■ **PROBLEM TO WORK ON**
If a line in the records below contains the word "server", copy it out.

----- TASK DATA

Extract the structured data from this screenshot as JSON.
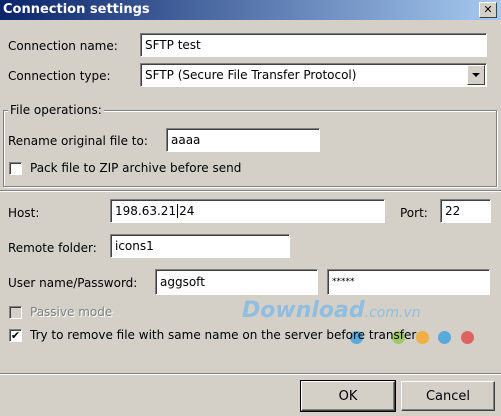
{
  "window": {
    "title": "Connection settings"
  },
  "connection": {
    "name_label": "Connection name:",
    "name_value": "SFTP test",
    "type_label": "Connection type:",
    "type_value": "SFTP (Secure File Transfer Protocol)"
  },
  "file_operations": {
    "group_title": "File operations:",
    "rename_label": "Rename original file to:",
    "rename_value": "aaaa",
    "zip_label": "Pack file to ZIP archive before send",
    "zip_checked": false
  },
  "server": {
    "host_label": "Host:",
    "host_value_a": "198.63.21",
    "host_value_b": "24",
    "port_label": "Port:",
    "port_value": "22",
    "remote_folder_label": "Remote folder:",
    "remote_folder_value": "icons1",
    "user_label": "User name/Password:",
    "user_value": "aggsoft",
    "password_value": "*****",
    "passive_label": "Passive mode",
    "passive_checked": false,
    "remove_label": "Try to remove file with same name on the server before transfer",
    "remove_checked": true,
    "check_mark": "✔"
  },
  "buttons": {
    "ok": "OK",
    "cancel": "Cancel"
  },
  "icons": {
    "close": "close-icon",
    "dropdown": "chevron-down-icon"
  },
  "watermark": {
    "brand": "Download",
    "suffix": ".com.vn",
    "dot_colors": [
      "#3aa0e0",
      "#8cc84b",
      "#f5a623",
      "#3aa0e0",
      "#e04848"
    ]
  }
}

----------
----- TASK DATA

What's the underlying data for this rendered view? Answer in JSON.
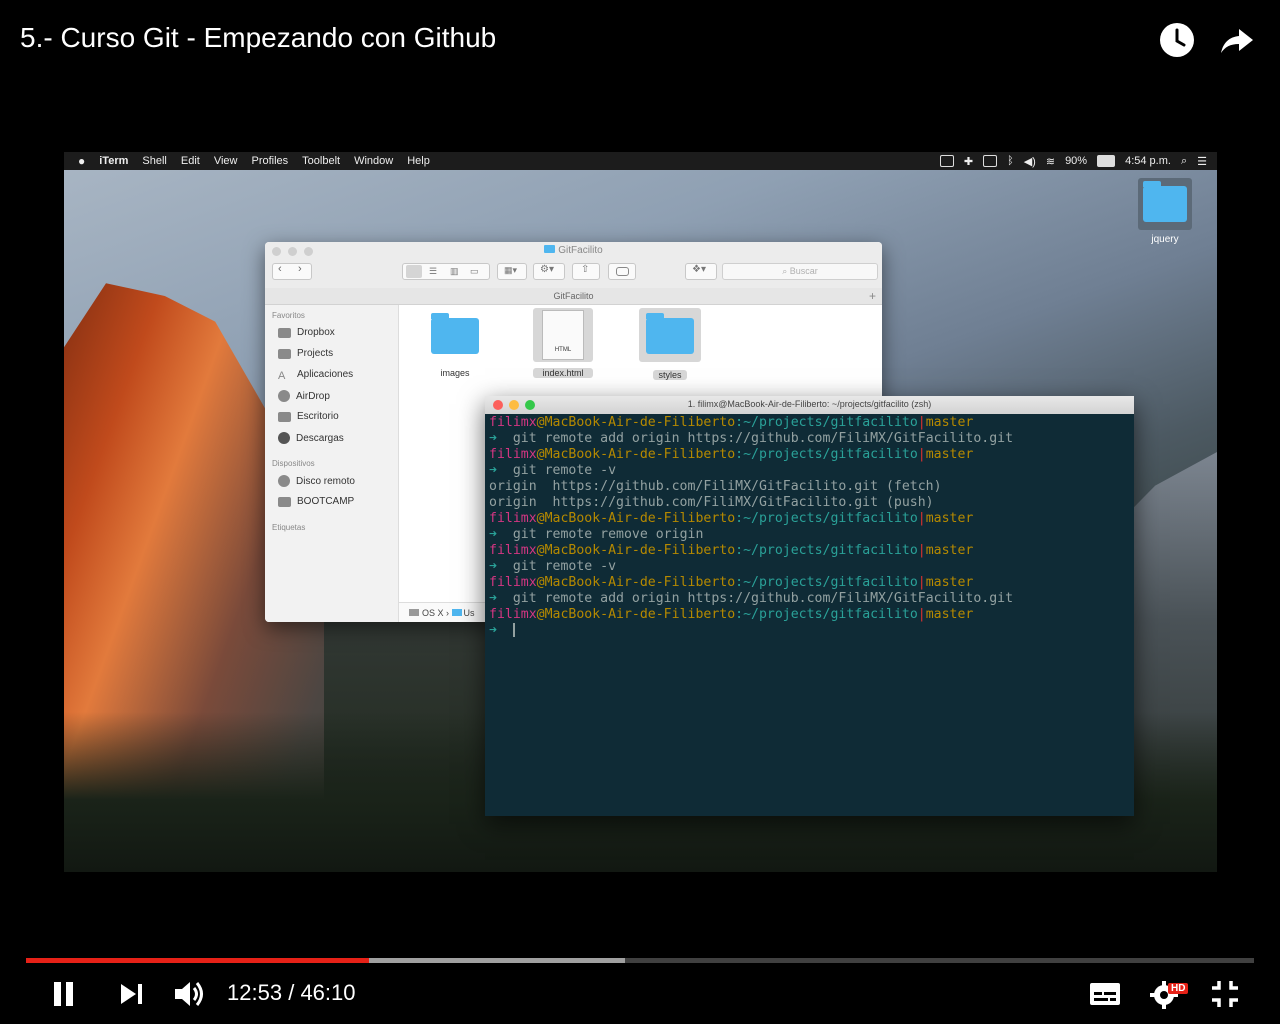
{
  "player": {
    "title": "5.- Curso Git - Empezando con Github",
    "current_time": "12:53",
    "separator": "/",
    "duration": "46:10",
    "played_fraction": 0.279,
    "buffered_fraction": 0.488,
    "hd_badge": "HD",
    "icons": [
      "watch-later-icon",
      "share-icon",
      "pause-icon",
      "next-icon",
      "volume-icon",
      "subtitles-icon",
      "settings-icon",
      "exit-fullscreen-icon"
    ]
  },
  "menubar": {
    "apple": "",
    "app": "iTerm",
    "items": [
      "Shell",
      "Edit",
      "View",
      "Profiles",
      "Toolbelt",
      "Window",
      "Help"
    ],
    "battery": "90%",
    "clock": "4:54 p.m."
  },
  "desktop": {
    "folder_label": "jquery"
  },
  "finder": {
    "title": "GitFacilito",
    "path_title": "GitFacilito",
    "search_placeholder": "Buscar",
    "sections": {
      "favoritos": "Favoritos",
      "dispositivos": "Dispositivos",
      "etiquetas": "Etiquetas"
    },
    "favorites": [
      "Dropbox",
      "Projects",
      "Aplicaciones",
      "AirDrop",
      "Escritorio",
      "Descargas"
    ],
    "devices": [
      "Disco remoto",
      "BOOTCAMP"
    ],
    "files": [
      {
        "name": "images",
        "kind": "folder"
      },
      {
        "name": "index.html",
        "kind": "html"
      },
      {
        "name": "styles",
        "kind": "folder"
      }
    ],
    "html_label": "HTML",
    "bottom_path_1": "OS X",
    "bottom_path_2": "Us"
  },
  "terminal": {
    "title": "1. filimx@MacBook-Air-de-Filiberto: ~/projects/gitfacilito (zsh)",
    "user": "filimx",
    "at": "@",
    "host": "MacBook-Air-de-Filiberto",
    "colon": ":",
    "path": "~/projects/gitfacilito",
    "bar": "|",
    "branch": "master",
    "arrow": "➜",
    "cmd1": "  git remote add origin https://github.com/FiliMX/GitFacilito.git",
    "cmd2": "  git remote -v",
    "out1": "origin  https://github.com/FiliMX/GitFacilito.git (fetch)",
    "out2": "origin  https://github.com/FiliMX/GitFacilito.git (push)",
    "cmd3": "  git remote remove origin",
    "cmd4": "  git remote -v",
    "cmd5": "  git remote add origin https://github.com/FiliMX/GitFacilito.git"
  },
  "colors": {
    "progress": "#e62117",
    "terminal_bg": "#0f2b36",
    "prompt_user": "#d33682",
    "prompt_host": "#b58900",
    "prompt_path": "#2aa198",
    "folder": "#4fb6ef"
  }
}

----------

■ **EXPECTED ANSWER**
  "server": {
    "remove_label": "Try to remove file with same name on the server before transfer",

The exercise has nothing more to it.